Solar Wind and Orbits

Does the solar wind ever affect the orbits of planets or other bodies? I know it has an effect on the magneto-spheres and atmospheres of planets resulting in the Auroras. But does the constant, slight pressure of the wind ever alter their trajectories in any way?

It’s not going to be a significant effect on anything much bigger than a grain of dust.

If Wikipedia is to be believed, the pressure exerted by the solar on an object at 1 AU (i.e., the same distance from the Sun as the Earth) is a few billionths of a pascal. This is about the weight of a (fine) grain of sand for every square meter of surface, and atmospheric pressure is about a hundred trillion times stronger. As another comparison, the light from the Sun exerts a pressure on you that’s about a thousand times stronger.

Even if you do have an object small and light enough for solar pressure to be significant, it falls off as 1/r^2, just like gravity, so the object would still be in a Keplerian orbit. It’d just be a Keplerian orbit with a slightly lower effective mass of the Sun.

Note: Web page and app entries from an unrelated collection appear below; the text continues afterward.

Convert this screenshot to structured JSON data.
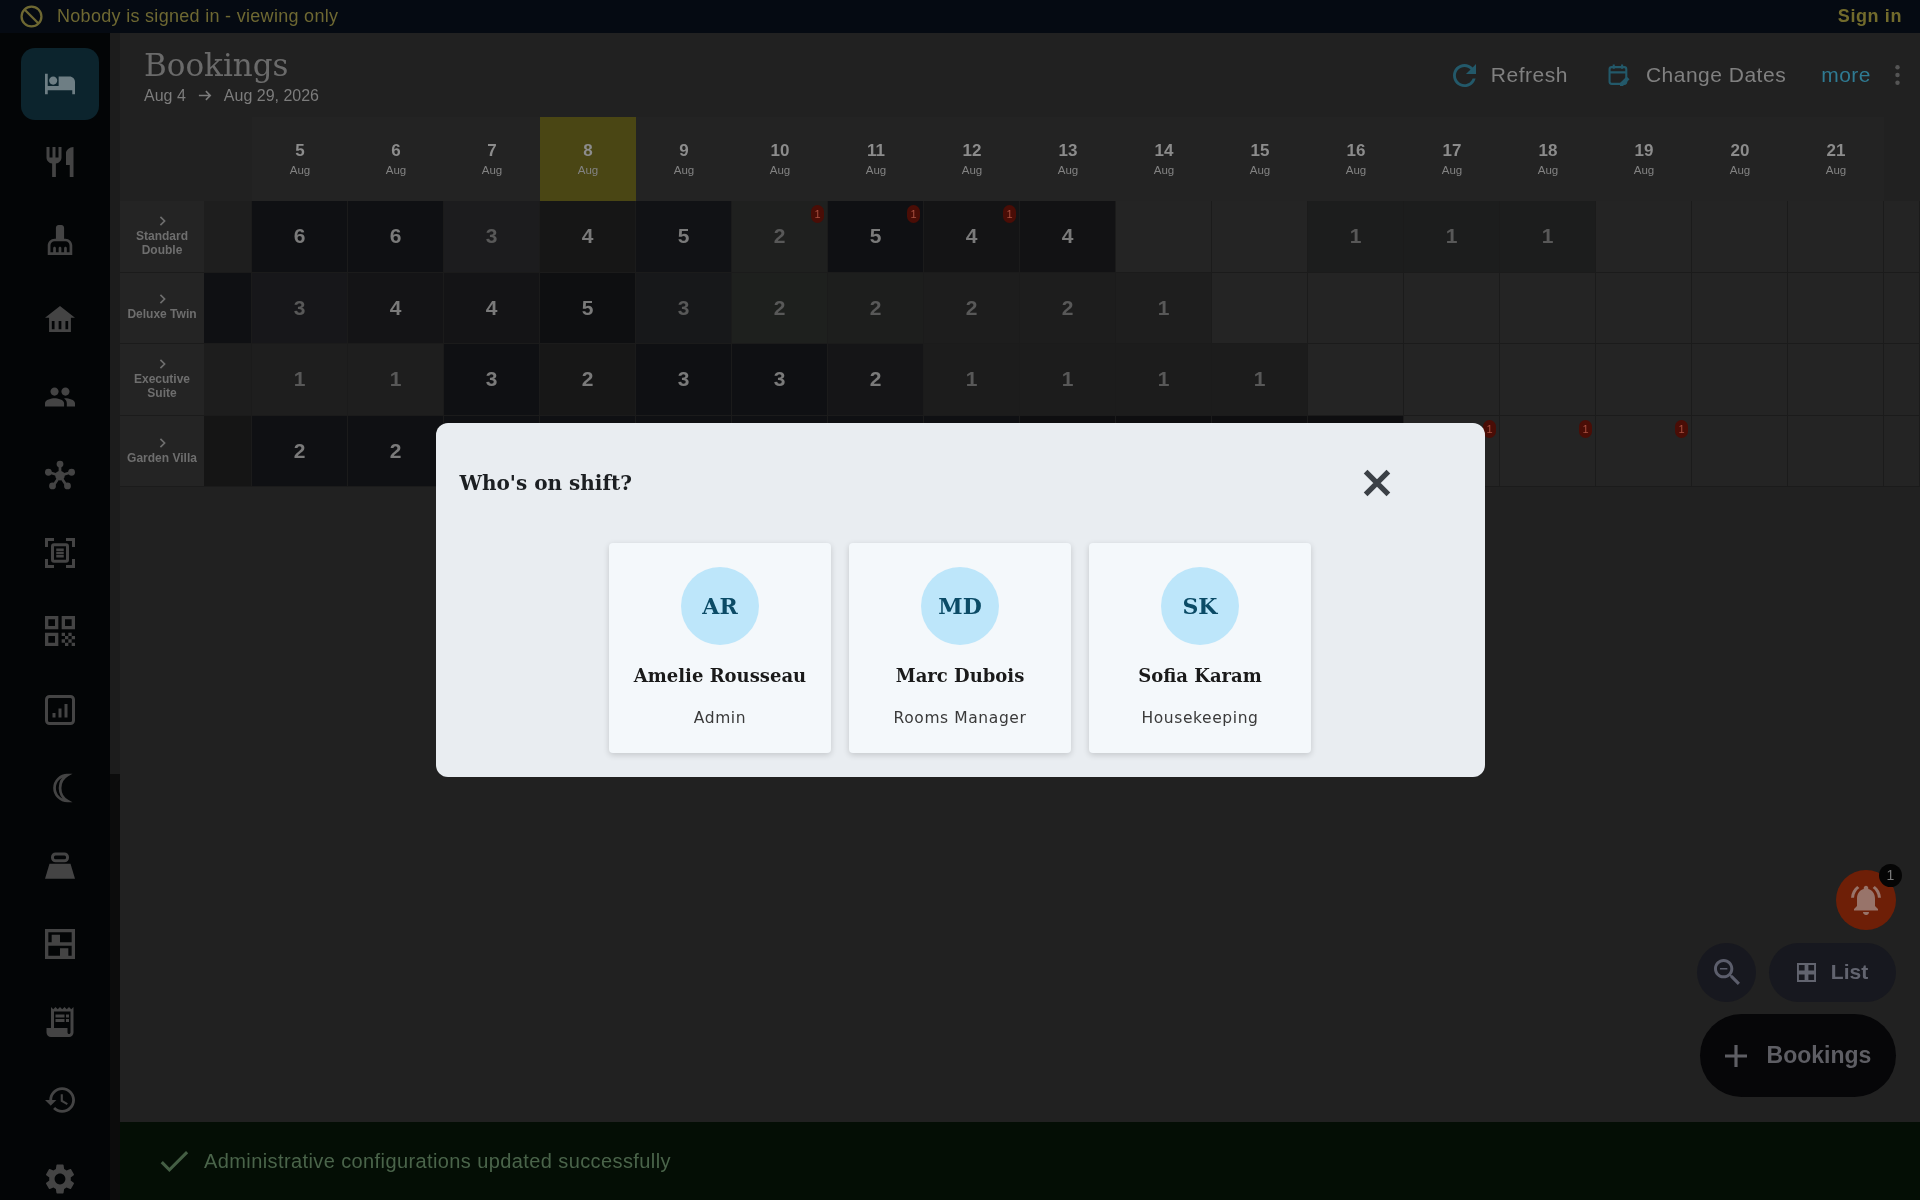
{
  "top_bar": {
    "message": "Nobody is signed in - viewing only",
    "sign_in": "Sign in"
  },
  "sidebar": {
    "items": [
      {
        "selected": true
      },
      {
        "selected": false
      },
      {
        "selected": false
      },
      {
        "selected": false
      },
      {
        "selected": false
      },
      {
        "selected": false
      },
      {
        "selected": false
      },
      {
        "selected": false
      },
      {
        "selected": false
      },
      {
        "selected": false
      },
      {
        "selected": false
      },
      {
        "selected": false
      },
      {
        "selected": false
      },
      {
        "selected": false
      },
      {
        "selected": false
      }
    ]
  },
  "header": {
    "title": "Bookings",
    "date_from": "Aug 4",
    "date_to": "Aug 29, 2026",
    "actions": [
      {
        "label": "Refresh"
      },
      {
        "label": "Change Dates"
      }
    ],
    "more": "more"
  },
  "grid": {
    "dates": [
      {
        "day": "5",
        "month": "Aug",
        "today": false
      },
      {
        "day": "6",
        "month": "Aug",
        "today": false
      },
      {
        "day": "7",
        "month": "Aug",
        "today": false
      },
      {
        "day": "8",
        "month": "Aug",
        "today": true
      },
      {
        "day": "9",
        "month": "Aug",
        "today": false
      },
      {
        "day": "10",
        "month": "Aug",
        "today": false
      },
      {
        "day": "11",
        "month": "Aug",
        "today": false
      },
      {
        "day": "12",
        "month": "Aug",
        "today": false
      },
      {
        "day": "13",
        "month": "Aug",
        "today": false
      },
      {
        "day": "14",
        "month": "Aug",
        "today": false
      },
      {
        "day": "15",
        "month": "Aug",
        "today": false
      },
      {
        "day": "16",
        "month": "Aug",
        "today": false
      },
      {
        "day": "17",
        "month": "Aug",
        "today": false
      },
      {
        "day": "18",
        "month": "Aug",
        "today": false
      },
      {
        "day": "19",
        "month": "Aug",
        "today": false
      },
      {
        "day": "20",
        "month": "Aug",
        "today": false
      },
      {
        "day": "21",
        "month": "Aug",
        "today": false
      }
    ],
    "rows": [
      {
        "label": "Standard Double",
        "expanded": false,
        "cells": [
          {
            "color": "#1e1e1e"
          },
          {
            "value": "6",
            "color": "#0f1013"
          },
          {
            "value": "6",
            "color": "#0f1013"
          },
          {
            "value": "3",
            "color": "#1c1c1e"
          },
          {
            "value": "4",
            "color": "#161616"
          },
          {
            "value": "5",
            "color": "#111215"
          },
          {
            "value": "2",
            "color": "#1f201f",
            "badge": "1"
          },
          {
            "value": "5",
            "color": "#0f1013",
            "badge": "1"
          },
          {
            "value": "4",
            "color": "#141415",
            "badge": "1"
          },
          {
            "value": "4",
            "color": "#121214"
          },
          {},
          {},
          {
            "value": "1",
            "color": "#1c1d1d"
          },
          {
            "value": "1",
            "color": "#1c1d1d"
          },
          {
            "value": "1",
            "color": "#1c1d1d"
          },
          {},
          {},
          {}
        ]
      },
      {
        "label": "Deluxe Twin",
        "expanded": false,
        "cells": [
          {
            "color": "#0f1013"
          },
          {
            "value": "3",
            "color": "#17171a"
          },
          {
            "value": "4",
            "color": "#141416"
          },
          {
            "value": "4",
            "color": "#141416"
          },
          {
            "value": "5",
            "color": "#0e0f11"
          },
          {
            "value": "3",
            "color": "#17181a"
          },
          {
            "value": "2",
            "color": "#1e201e"
          },
          {
            "value": "2",
            "color": "#1d1e1d"
          },
          {
            "value": "2",
            "color": "#1d1d1d"
          },
          {
            "value": "2",
            "color": "#1d1d1d"
          },
          {
            "value": "1",
            "color": "#1e1e1e"
          },
          {},
          {},
          {},
          {},
          {},
          {},
          {}
        ]
      },
      {
        "label": "Executive Suite",
        "expanded": false,
        "cells": [
          {
            "color": "#1d1d1d"
          },
          {
            "value": "1",
            "color": "#1e1e1e"
          },
          {
            "value": "1",
            "color": "#1e1e1e"
          },
          {
            "value": "3",
            "color": "#0f1013"
          },
          {
            "value": "2",
            "color": "#171717"
          },
          {
            "value": "3",
            "color": "#0f1013"
          },
          {
            "value": "3",
            "color": "#0f1013"
          },
          {
            "value": "2",
            "color": "#151517"
          },
          {
            "value": "1",
            "color": "#1c1c1c"
          },
          {
            "value": "1",
            "color": "#1c1c1c"
          },
          {
            "value": "1",
            "color": "#1c1c1c"
          },
          {
            "value": "1",
            "color": "#1c1c1c"
          },
          {},
          {},
          {},
          {},
          {},
          {}
        ]
      },
      {
        "label": "Garden Villa",
        "expanded": false,
        "cells": [
          {
            "color": "#151515"
          },
          {
            "value": "2",
            "color": "#0f1013"
          },
          {
            "value": "2",
            "color": "#0f1013"
          },
          {
            "color": "#0f1013"
          },
          {
            "color": "#0f1013"
          },
          {
            "color": "#0f1013"
          },
          {
            "color": "#0f1013"
          },
          {
            "color": "#0f1013"
          },
          {
            "color": "#0f1013"
          },
          {
            "color": "#0e0e10"
          },
          {
            "color": "#0e0e10"
          },
          {
            "color": "#0e0e10"
          },
          {
            "color": "#0e0e10"
          },
          {
            "badge": "1"
          },
          {
            "badge": "1"
          },
          {
            "badge": "1"
          },
          {},
          {}
        ]
      }
    ]
  },
  "notifications": {
    "count": "1"
  },
  "floating_actions": {
    "list": "List",
    "add": "Bookings"
  },
  "toast": {
    "message": "Administrative configurations updated successfully"
  },
  "dialog": {
    "title": "Who's on shift?",
    "staff": [
      {
        "initials": "AR",
        "name": "Amelie Rousseau",
        "role": "Admin"
      },
      {
        "initials": "MD",
        "name": "Marc Dubois",
        "role": "Rooms Manager"
      },
      {
        "initials": "SK",
        "name": "Sofia Karam",
        "role": "Housekeeping"
      }
    ]
  }
}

Oh, and the light pressure from the Sun is actually considerably greater than the pressure from the wind.